Imagine that you are moving to a new city: As you’re house-hunting, you walk into a neighborhood and notice that the windows on some of the buildings are broken, trash is strewn all over the sidewalks, and abandoned cars are occupying the corners. Without knowing anything about the neighborhood, you assume it is an unsafe place to live. This assumption is at the heart of Broken Windows Theory, which, simply put, states that signs of disorder will lead to more disorder.
It spotlights some of the social and physical incivilities that cause neighborhoods’ decline into high-crime areas, including: public drinking, prostitution, vacant lots, and abandoned buildings. These spaces are often off the radar when it comes to official surveillance.
Cues to Care theory, on the other hand, implies that greater community responsibility leads to an increased sense of safety, but more importantly, greater attachment and ownership of spaces. It reinforces the idea that inhabitants’ maintaining and supervising space will generate the oversight needed to deter criminal activity.
According to a 2015 study conducted in Youngstown, Ohio, one way of improving the safety of a neighborhood is by greening public spaces. The study examined the effects of greening vacant lots on crime rates. As a result of the local community’s involvement in greening the vacant lots, there was a significant decrease in different types of crime: 85% in felony assaults, 24% in burglaries, 69% in robberies, and 7% in thefts.
It’s not just that installing greenery contributes to a safer environment, it also invites individuals to create everyday relationships that can be more effective at staving away criminal activity than legal sanctions. This process is referred to by David Garland as informal social control.
The Baltimore School of Urban Ecology
A 2016 analytical study published in the journal of Landscape and Urban Planning was conducted across 1,000 houses in Baltimore and included more than 40 yard features, including lawns, trees, shrubs, and flower beds. The aim was to prove the correlation between well-maintained residential yards and lower crime rates.
The results found 10 statistically significant landscape features that correlated with lowered crime rates. The ones that top the list were having a lawn, shrubs, water sprinklers, and trees. Negative features such as litter and lack of lawn trimming correlated with higher crime rates.

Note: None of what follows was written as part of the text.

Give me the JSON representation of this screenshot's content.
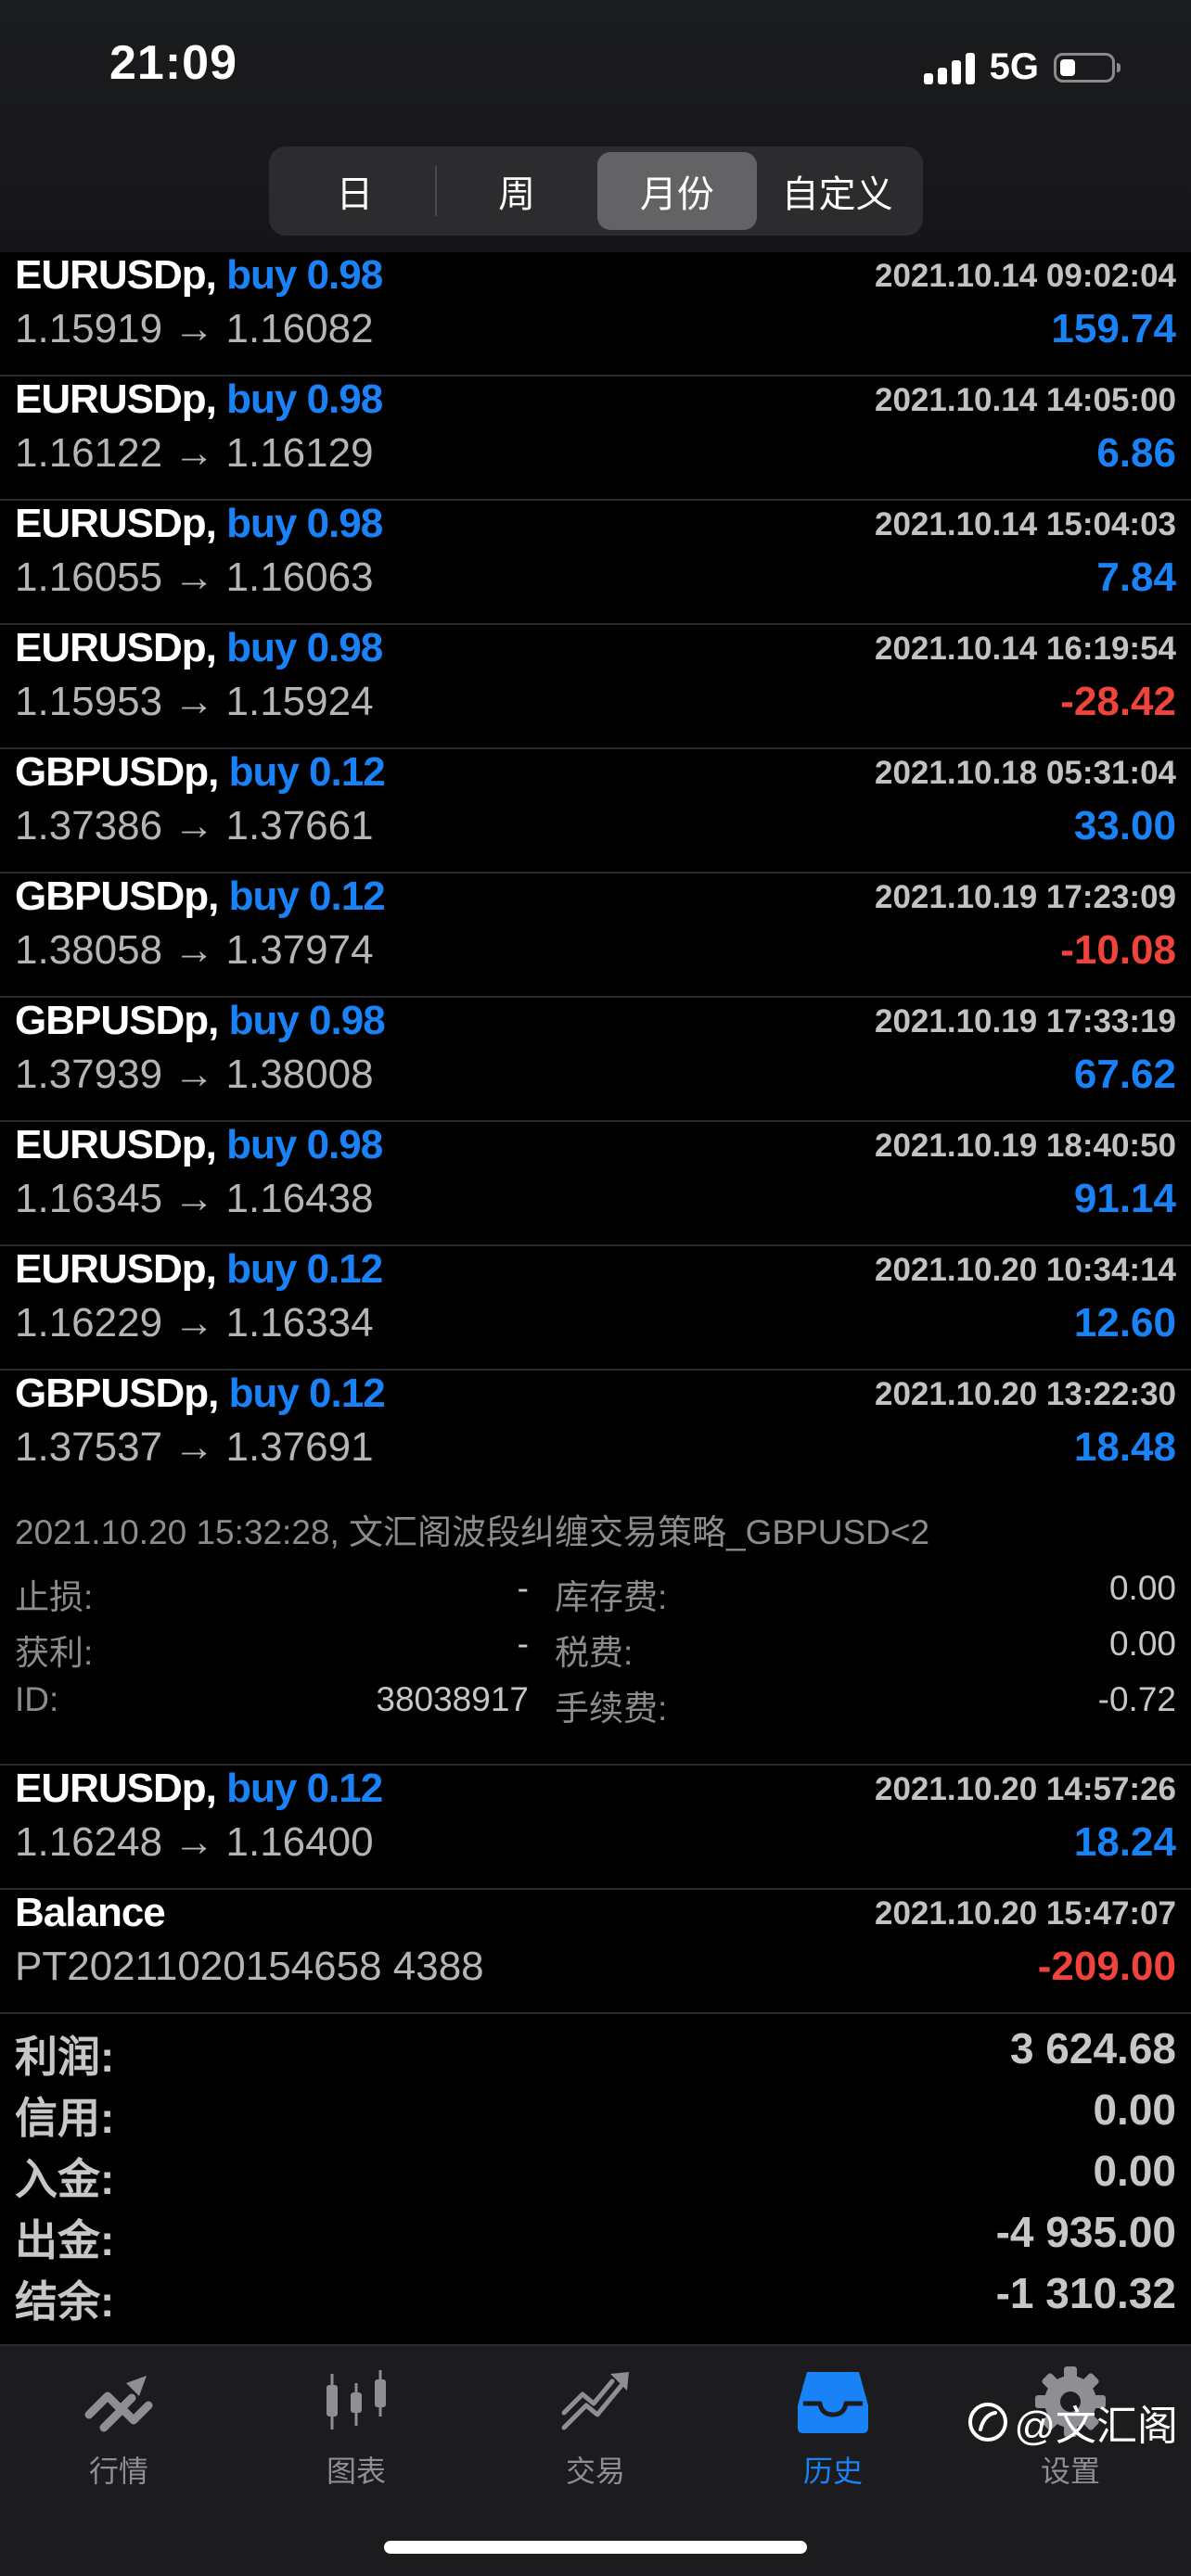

According to science researcher at the U.S. Forest Service Morgan Grove, the concept of urban ecology is not merely the physical eco-components of the city, but also the social sciences of landscape development. Simply put, safety level on a micro-level, i.e. within neighborhoods, is highly dependent on the maintenance of the backyard.
More maintenance means more community responsibility, which in turn means enhanced social relations in deterring unlawful behavior. Whereas the “Broken Windows Theory” claims that criminals seek physical spatial signs of neglect, the “Cues to Care” theory – adopted by the Baltimore yard study – reinforces the idea that maintaining shared spaces within a community deter criminal activity.
American architect Oscar Newman highlights in his Defensible Space Theory that individuals should have the feeling that they own shared public space and take responsibility for continuously improving, creating natural surveillance, rather than being monitored by legal objects.
Eyes On The Street & Broken Windows Theory
Place attachment – which can be defined as the bond between users and their space as an outcome of maintaining place identity – can be a counter-technique to Broken Windows Theory. It is nourished by daily encounters with the environment and neighbors, including their sense of responsibility to upkeep their home and neighborhood.
On the macro-level, shared urban spaces are central to cities. Since they are the sharpest focal point of communal interaction, their quality and surrounding environment determine how individuals use them. According to Jane Jacobs, spaces can be spotlighted with a range of activities and uses if they are accessible and safe. On the other hand, neglected spaces can act as trigger points for illegal activities – leading to less safety. Her claim is that in order for a street to be a safe place, “there must be eyes upon the street, eyes belonging to those we might call the natural proprietors of the street.”
Using less authoritarian monitoring methods and allowing voluntary care by inhabitants – via installing community gardens in vacant lots, for example – can reinforce their sense of place attachment. An article published in the Journal of Environmental Psychology defines the notion of attachment as the bonds cultivated by memory accumulation and informal active investment in decorating one’s house or yard. Residents are attached by keeping up appearance of their spaces that are sources of pride and identity.
What’s left to discover is alternative methods for formal bodies to implement broken windows policing strategies. One article suggests that the work of residents needs to be integrated with police efforts to alleviate disordered conditions. It’s not enough for police to act upon reports by citizens; rather, neighborhoods may benefit from police shifting to an investigative technique, by helping the community to solve issues regarding their neighborhood and increasing their sense of safety and ownership of spaces.